■ **Work to be completed**:
Please say how many lines of the listing hold "that", with no other words in the answer.

Content starts

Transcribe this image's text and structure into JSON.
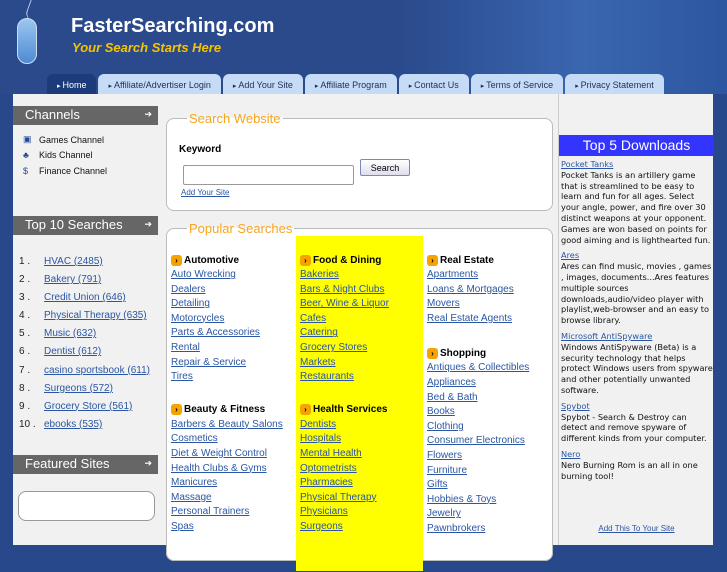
{
  "header": {
    "title": "FasterSearching.com",
    "tagline": "Your Search Starts Here"
  },
  "tabs": [
    "Home",
    "Affiliate/Advertiser Login",
    "Add Your Site",
    "Affiliate Program",
    "Contact Us",
    "Terms of Service",
    "Privacy Statement"
  ],
  "sidebar": {
    "channels_title": "Channels",
    "channels": [
      {
        "icon": "games-icon",
        "glyph": "▣",
        "label": "Games Channel"
      },
      {
        "icon": "kids-icon",
        "glyph": "♣",
        "label": "Kids Channel"
      },
      {
        "icon": "finance-icon",
        "glyph": "$",
        "label": "Finance Channel"
      }
    ],
    "top10_title": "Top 10 Searches",
    "top10": [
      [
        "1 .",
        "HVAC (2485)"
      ],
      [
        "2 .",
        "Bakery (791)"
      ],
      [
        "3 .",
        "Credit Union (646)"
      ],
      [
        "4 .",
        "Physical Therapy (635)"
      ],
      [
        "5 .",
        "Music (632)"
      ],
      [
        "6 .",
        "Dentist (612)"
      ],
      [
        "7 .",
        "casino sportsbook (611)"
      ],
      [
        "8 .",
        "Surgeons (572)"
      ],
      [
        "9 .",
        "Grocery Store (561)"
      ],
      [
        "10 .",
        "ebooks (535)"
      ]
    ],
    "featured_title": "Featured Sites"
  },
  "search": {
    "legend": "Search Website",
    "keyword_label": "Keyword",
    "keyword_value": "",
    "button": "Search",
    "add_site": "Add Your Site"
  },
  "popular": {
    "legend": "Popular Searches",
    "columns": [
      [
        {
          "title": "Automotive",
          "links": [
            "Auto Wrecking",
            "Dealers",
            "Detailing",
            "Motorcycles",
            "Parts & Accessories",
            "Rental",
            "Repair & Service",
            "Tires"
          ]
        },
        {
          "title": "Beauty & Fitness",
          "links": [
            "Barbers & Beauty Salons",
            "Cosmetics",
            "Diet & Weight Control",
            "Health Clubs & Gyms",
            "Manicures",
            "Massage",
            "Personal Trainers",
            "Spas"
          ]
        }
      ],
      [
        {
          "title": "Food & Dining",
          "links": [
            "Bakeries",
            "Bars & Night Clubs",
            "Beer, Wine & Liquor",
            "Cafes",
            "Catering",
            "Grocery Stores",
            "Markets",
            "Restaurants"
          ]
        },
        {
          "title": "Health Services",
          "links": [
            "Dentists",
            "Hospitals",
            "Mental Health",
            "Optometrists",
            "Pharmacies",
            "Physical Therapy",
            "Physicians",
            "Surgeons"
          ]
        }
      ],
      [
        {
          "title": "Real Estate",
          "links": [
            "Apartments",
            "Loans & Mortgages",
            "Movers",
            "Real Estate Agents"
          ]
        },
        {
          "title": "Shopping",
          "links": [
            "Antiques & Collectibles",
            "Appliances",
            "Bed & Bath",
            "Books",
            "Clothing",
            "Consumer Electronics",
            "Flowers",
            "Furniture",
            "Gifts",
            "Hobbies & Toys",
            "Jewelry",
            "Pawnbrokers"
          ]
        }
      ]
    ],
    "highlight_color": "#ffff00"
  },
  "downloads": {
    "title": "Top 5 Downloads",
    "items": [
      {
        "name": "Pocket Tanks",
        "desc": "Pocket Tanks is an artillery game that is streamlined to be easy to learn and fun for all ages. Select your angle, power, and fire over 30 distinct weapons at your opponent. Games are won based on points for good aiming and is lighthearted fun."
      },
      {
        "name": "Ares",
        "desc": "Ares can find music, movies , games , images, documents...Ares features multiple sources downloads,audio/video player with playlist,web-browser and an easy to browse library."
      },
      {
        "name": "Microsoft AntiSpyware",
        "desc": "Windows AntiSpyware (Beta) is a security technology that helps protect Windows users from spyware and other potentially unwanted software."
      },
      {
        "name": "Spybot",
        "desc": "Spybot - Search & Destroy can detect and remove spyware of different kinds from your computer."
      },
      {
        "name": "Nero",
        "desc": "Nero Burning Rom is an all in one burning tool!"
      }
    ],
    "add": "Add This To Your Site"
  }
}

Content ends

■ **Result of the exercise**:
2